  1. DL says:

    Chicken versus egg.

  2. Pat G. says:

    “Aberrational” would describe any chart or pattern that you looked at over the last couple of years.

  3. financial says:

    Don’t forget that 2010 is seeing an unprecedented increase in the available tonnage of dry bulk carriers. Usual number of new vessels is around 25-30 per month; this year its north of 80 per month.

    This will make the Baltic Dry less useful as a proxy for “heavy things”

  4. wpw says:

    I’ve been following the two together for almost a decade and the BDI has been a good indicator of where the CRB is headed. There was some concern a few years ago that speculators were jumping in on the fairly small index and causing it to spike more wildly than usual, but that has happened pretty much everywhere. It has been a good indicator of tightness in the shipping market in advance of moves up in the commodity index. And the BDI collapsed in advance of commodity prices in 2008.

    Regarding the increase in tonnage, one way to look at that is as typical of the over-capacity in so many parts of the global economy.
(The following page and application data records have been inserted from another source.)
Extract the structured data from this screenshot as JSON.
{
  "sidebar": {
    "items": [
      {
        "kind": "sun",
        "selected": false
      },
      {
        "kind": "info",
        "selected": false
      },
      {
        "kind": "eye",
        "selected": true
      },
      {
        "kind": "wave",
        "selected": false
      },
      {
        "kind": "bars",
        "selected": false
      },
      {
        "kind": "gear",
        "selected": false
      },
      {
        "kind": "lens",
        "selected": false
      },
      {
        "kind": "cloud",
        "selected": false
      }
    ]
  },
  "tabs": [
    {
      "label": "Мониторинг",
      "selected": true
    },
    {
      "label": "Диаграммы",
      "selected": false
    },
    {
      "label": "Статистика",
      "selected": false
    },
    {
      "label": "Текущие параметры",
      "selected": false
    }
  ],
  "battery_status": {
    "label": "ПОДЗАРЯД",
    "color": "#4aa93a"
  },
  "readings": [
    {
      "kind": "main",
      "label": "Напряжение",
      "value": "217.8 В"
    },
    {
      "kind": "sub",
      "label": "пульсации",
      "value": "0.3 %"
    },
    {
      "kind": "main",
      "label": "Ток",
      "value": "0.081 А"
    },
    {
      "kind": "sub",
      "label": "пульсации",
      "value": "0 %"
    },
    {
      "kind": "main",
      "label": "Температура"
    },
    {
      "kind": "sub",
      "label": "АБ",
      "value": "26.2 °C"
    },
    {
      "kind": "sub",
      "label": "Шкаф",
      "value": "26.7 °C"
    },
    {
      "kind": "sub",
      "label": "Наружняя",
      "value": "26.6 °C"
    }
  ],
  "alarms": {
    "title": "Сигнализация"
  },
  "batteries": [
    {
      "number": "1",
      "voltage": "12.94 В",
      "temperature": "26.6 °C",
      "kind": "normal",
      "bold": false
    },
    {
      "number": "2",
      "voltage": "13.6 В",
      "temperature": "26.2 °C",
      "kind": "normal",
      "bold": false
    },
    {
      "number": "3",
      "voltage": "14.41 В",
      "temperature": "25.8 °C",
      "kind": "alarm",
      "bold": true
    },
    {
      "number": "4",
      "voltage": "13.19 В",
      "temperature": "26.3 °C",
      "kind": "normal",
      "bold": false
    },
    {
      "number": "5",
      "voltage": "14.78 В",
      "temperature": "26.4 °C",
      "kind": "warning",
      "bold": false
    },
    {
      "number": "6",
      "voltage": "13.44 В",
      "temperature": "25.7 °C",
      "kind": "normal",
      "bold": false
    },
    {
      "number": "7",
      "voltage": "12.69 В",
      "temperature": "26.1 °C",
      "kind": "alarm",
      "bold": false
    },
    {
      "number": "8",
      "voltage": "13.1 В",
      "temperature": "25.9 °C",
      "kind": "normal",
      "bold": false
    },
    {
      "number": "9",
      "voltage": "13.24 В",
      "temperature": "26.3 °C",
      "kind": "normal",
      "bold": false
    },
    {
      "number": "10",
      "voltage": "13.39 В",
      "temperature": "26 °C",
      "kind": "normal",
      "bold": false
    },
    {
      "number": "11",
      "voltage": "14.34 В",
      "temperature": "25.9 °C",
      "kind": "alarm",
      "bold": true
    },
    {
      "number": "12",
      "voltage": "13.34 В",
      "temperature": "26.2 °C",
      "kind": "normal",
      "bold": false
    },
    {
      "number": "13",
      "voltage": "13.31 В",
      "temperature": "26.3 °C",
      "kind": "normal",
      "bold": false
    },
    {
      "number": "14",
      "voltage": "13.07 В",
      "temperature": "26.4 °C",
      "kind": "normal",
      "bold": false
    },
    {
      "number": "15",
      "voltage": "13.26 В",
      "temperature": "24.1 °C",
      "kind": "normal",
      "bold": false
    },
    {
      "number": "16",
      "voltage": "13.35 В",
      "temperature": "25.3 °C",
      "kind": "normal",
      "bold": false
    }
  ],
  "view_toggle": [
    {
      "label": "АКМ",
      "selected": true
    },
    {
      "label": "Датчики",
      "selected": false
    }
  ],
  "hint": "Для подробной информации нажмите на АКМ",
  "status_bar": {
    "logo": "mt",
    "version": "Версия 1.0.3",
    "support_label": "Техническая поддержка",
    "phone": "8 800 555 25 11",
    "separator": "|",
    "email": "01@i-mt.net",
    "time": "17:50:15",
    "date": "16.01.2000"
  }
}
Despite being a long-term commodity bull I believe that general over-capacity in so many industries will be a drag on commodity prices, so the BDI maintains at least some of its value as an indicator.

    By my calculations, based on a longer-term relationship than the above graph, the CRB is slightly overpriced as indicated by the BDI.